Artist Beau McCall visually imagines W.E.B. Dubois’ concept of double consciousness in Until We’re Free (2012), a statement that opens the discourse on race, class and politics in the 21st century; McCall combines decorative buttons with glow in the dark thread to transpose the American flag over the color pattern of the Pan-African flag on four panels of crowns, the latter inspired by Dr. Martin Luther King Jr. In her U.S. debut, Londoner Shirley Nette Williams pays tribute to iconic and tragic women of song in A Nice Cup of Tears (2012), stitching onto teabags portraits of singers Whitney Houston, Billie Holliday, Tammi Terrell and Florence Ballard. Greg Frederick celebrates pop cultural icons and highlights the cyclical nature of pop by creating portraits of Andy Warhol and Notorious B.I.G. with broken record vinyl and record sleeves. Andre Woolery challenges negativity and stereotypes through his thumbtack portraits of Jay-Z (The Tackover, 2010) and Jimi Hendrix (Electric Feel, 2011). Sean Paul Gallegos analyzes ancient cultures and recreates their most sacred objects using mass consumed goods, transforming old sneakers into sacred objects of worship in Giant Paracas Skull (2012). Similarly, David Hollier challenges mass consumption and commercialism through Greenpoint Sky (2012), with images of corporate logos on canvas. Laura Gadson pushes forth the tradition of art quilting in the hip-hop inspired piece Old School Hip-Hop (2010), paying tribute to Kurtis Blow.
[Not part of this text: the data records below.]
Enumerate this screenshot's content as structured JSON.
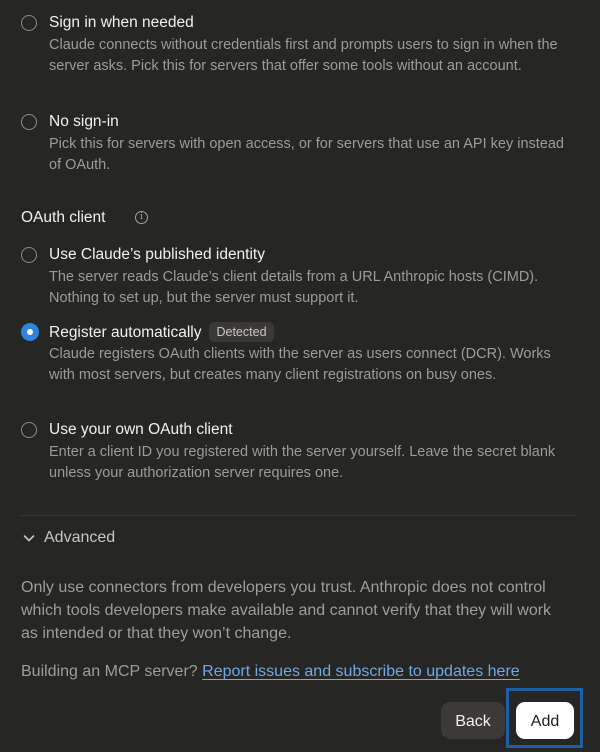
{
  "auth": {
    "options": [
      {
        "title": "Sign in when needed",
        "description": "Claude connects without credentials first and prompts users to sign in when the server asks. Pick this for servers that offer some tools without an account.",
        "selected": false
      },
      {
        "title": "No sign-in",
        "description": "Pick this for servers with open access, or for servers that use an API key instead of OAuth.",
        "selected": false
      }
    ]
  },
  "oauth_client": {
    "title": "OAuth client",
    "info_icon": "info-icon",
    "options": [
      {
        "title": "Use Claude’s published identity",
        "description": "The server reads Claude’s client details from a URL Anthropic hosts (CIMD). Nothing to set up, but the server must support it.",
        "selected": false
      },
      {
        "title": "Register automatically",
        "badge": "Detected",
        "description": "Claude registers OAuth clients with the server as users connect (DCR). Works with most servers, but creates many client registrations on busy ones.",
        "selected": true
      },
      {
        "title": "Use your own OAuth client",
        "description": "Enter a client ID you registered with the server yourself. Leave the secret blank unless your authorization server requires one.",
        "selected": false
      }
    ]
  },
  "advanced": {
    "label": "Advanced",
    "icon": "chevron-down-icon"
  },
  "notice": "Only use connectors from developers you trust. Anthropic does not control which tools developers make available and cannot verify that they will work as intended or that they won’t change.",
  "mcp": {
    "prefix": "Building an MCP server?",
    "link": "Report issues and subscribe to updates here"
  },
  "footer": {
    "back_label": "Back",
    "add_label": "Add"
  },
  "colors": {
    "background": "#262624",
    "accent": "#2c84db",
    "link": "#6fa8e6"
  }
}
JaSon E. Auguste incorporates technological resources in the digital age with a tribute to Jean-Michel Basquiat in JMB Code (2011); the interactive piece integrates QR (quick response) codes throughout the work and, with a mobile scanning device, transports viewers into the digital world to explore the history and impact of Basquiat.
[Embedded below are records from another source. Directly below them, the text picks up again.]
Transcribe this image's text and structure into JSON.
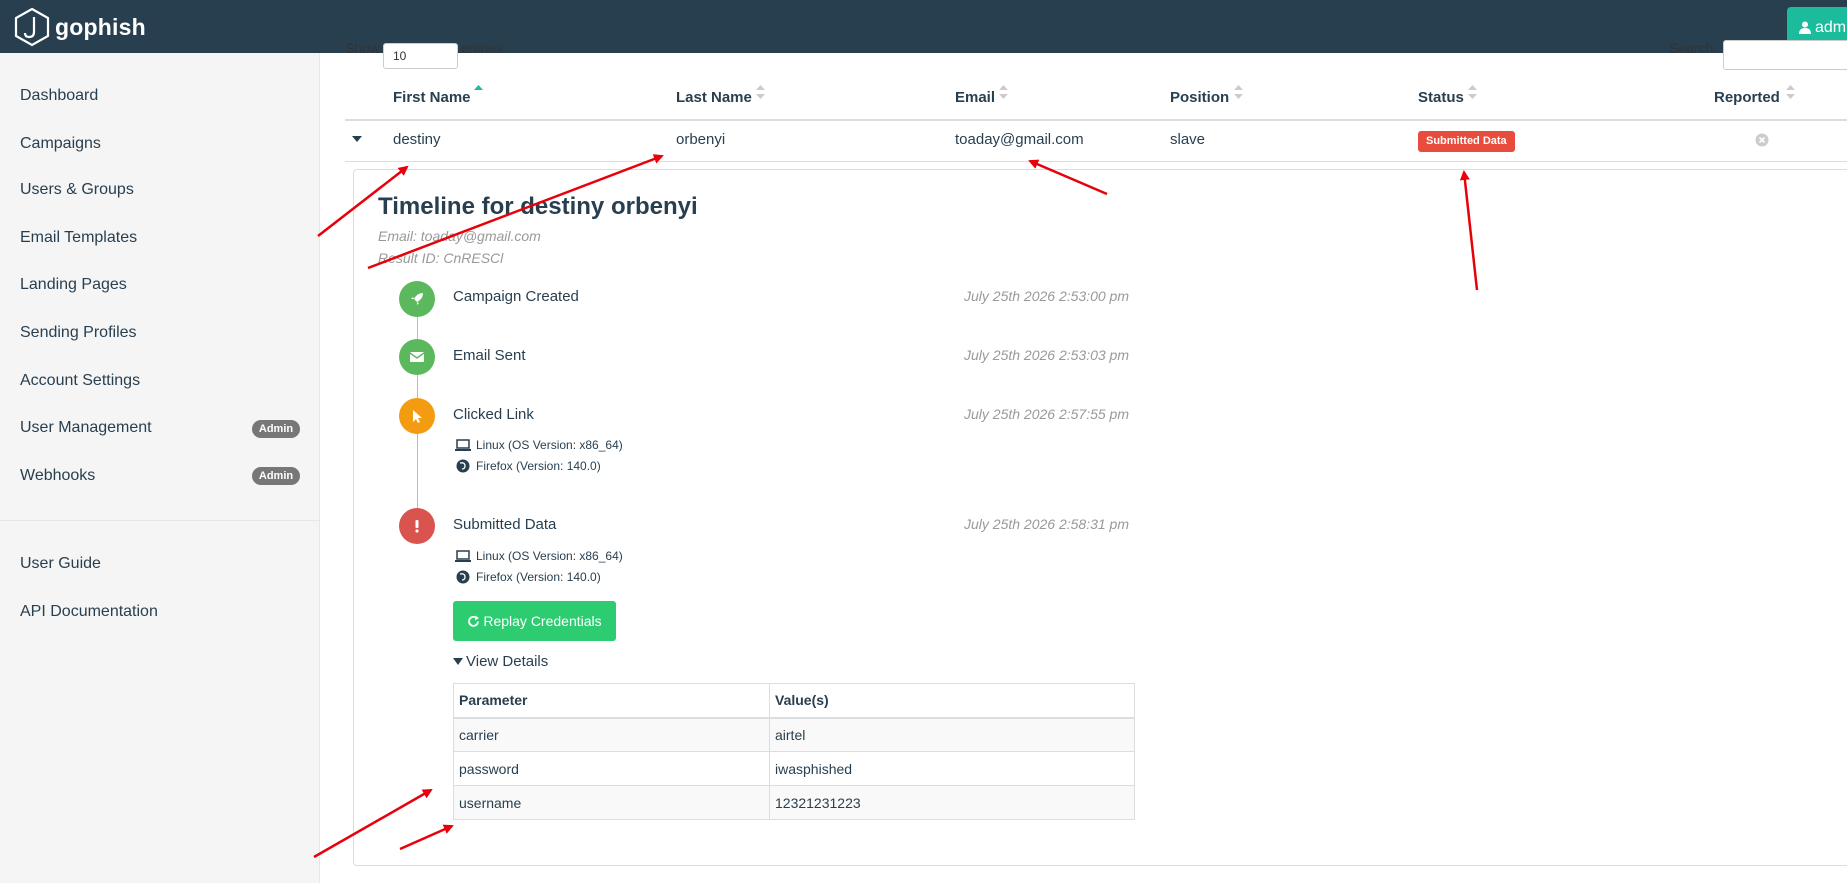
{
  "navbar": {
    "brand": "gophish",
    "user_button": "admi"
  },
  "sidebar": {
    "items": [
      {
        "label": "Dashboard"
      },
      {
        "label": "Campaigns"
      },
      {
        "label": "Users & Groups"
      },
      {
        "label": "Email Templates"
      },
      {
        "label": "Landing Pages"
      },
      {
        "label": "Sending Profiles"
      },
      {
        "label": "Account Settings"
      },
      {
        "label": "User Management",
        "badge": "Admin"
      },
      {
        "label": "Webhooks",
        "badge": "Admin"
      }
    ],
    "footer_items": [
      {
        "label": "User Guide"
      },
      {
        "label": "API Documentation"
      }
    ]
  },
  "table_controls": {
    "show_label": "Show",
    "show_value": "10",
    "entries_label": "entries",
    "search_label": "Search:"
  },
  "results_table": {
    "columns": [
      "First Name",
      "Last Name",
      "Email",
      "Position",
      "Status",
      "Reported"
    ],
    "row": {
      "first_name": "destiny",
      "last_name": "orbenyi",
      "email": "toaday@gmail.com",
      "position": "slave",
      "status": "Submitted Data"
    }
  },
  "timeline": {
    "title": "Timeline for destiny orbenyi",
    "email": "Email: toaday@gmail.com",
    "result_id": "Result ID: CnRESCl",
    "events": [
      {
        "label": "Campaign Created",
        "time": "July 25th 2026 2:53:00 pm",
        "icon": "rocket-icon",
        "color": "#5cb85c"
      },
      {
        "label": "Email Sent",
        "time": "July 25th 2026 2:53:03 pm",
        "icon": "envelope-icon",
        "color": "#5cb85c"
      },
      {
        "label": "Clicked Link",
        "time": "July 25th 2026 2:57:55 pm",
        "icon": "mouse-pointer-icon",
        "color": "#f39c12",
        "os": "Linux (OS Version: x86_64)",
        "browser": "Firefox (Version: 140.0)"
      },
      {
        "label": "Submitted Data",
        "time": "July 25th 2026 2:58:31 pm",
        "icon": "exclamation-icon",
        "color": "#d9534f",
        "os": "Linux (OS Version: x86_64)",
        "browser": "Firefox (Version: 140.0)"
      }
    ],
    "replay_button": "Replay Credentials",
    "view_details": "View Details",
    "params_table": {
      "headers": [
        "Parameter",
        "Value(s)"
      ],
      "rows": [
        {
          "param": "carrier",
          "value": "airtel"
        },
        {
          "param": "password",
          "value": "iwasphished"
        },
        {
          "param": "username",
          "value": "12321231223"
        }
      ]
    }
  },
  "colors": {
    "navbar": "#283f50",
    "accent": "#1abc9c",
    "success": "#2ecc71",
    "danger": "#e74c3c",
    "annotation": "#e8000b"
  }
}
Finally, art collective, House of Spoof, utilizes technology to bridge the digital age and traditional mediums for works that capture the fears, hopes and dreams of youth. Featured from the collective are co-founders the late, Glenn “Spoof” Wright and Misra Walker. Walker pays homage to Wright, a community- and family-oriented young man who was brutally murdered at the age of 21, in the stencil portrait Stay Hungry (2011). A collection of Wright’s photography explores the depths of Down syndrome through photo portraits of his special needs brother, Isa Freeman.
“We are very excited to present a platform for emerging artists as a means to increase access to artistic opportunities,” said Souleo, founder and president of Souleo Enterprises, LLC, who is a producer of events and content for a variety of media and nonprofit institutions. “For me it is a way to honor my brother Glenn ‘Spoof’ Wright, whose life was taken away on the cusp of his own emergence. I hope that by including his artwork others will be inspired and empowered by his message of love, positivity and healing which continues to inspire me in my work to support the arts.”
Serving as media sponsor is rolling out, the nation’s largest free urban weekly, and food sponsor is Bobbi Jean’s Catering by Blondie for the Opening Night Reception.
The public is invited to attend the Opening Night reception on Thursday, July 12 at 6 pm, the “Talk with the Artists” on Sunday, August 12 at 3 pm and the Closing Night Reception on
Thursday, September 6 at 6 pm. Opening and Closing Nights will also feature artwork and musical performances from members of CULTURE CRASHERS, the youth initiative created by Souleo Enterprises, LLC, presented in partnership with the Harlem Arts Alliance. The Gallery, located at 300 West 135th Street, is otherwise open to the public by appointment only. For details on the events, visit: striversgardensgallery.vpweb.com or www.souleouniverse.com.
Presented by Strivers Gardens Gallery & Souleo Enterprises, LLC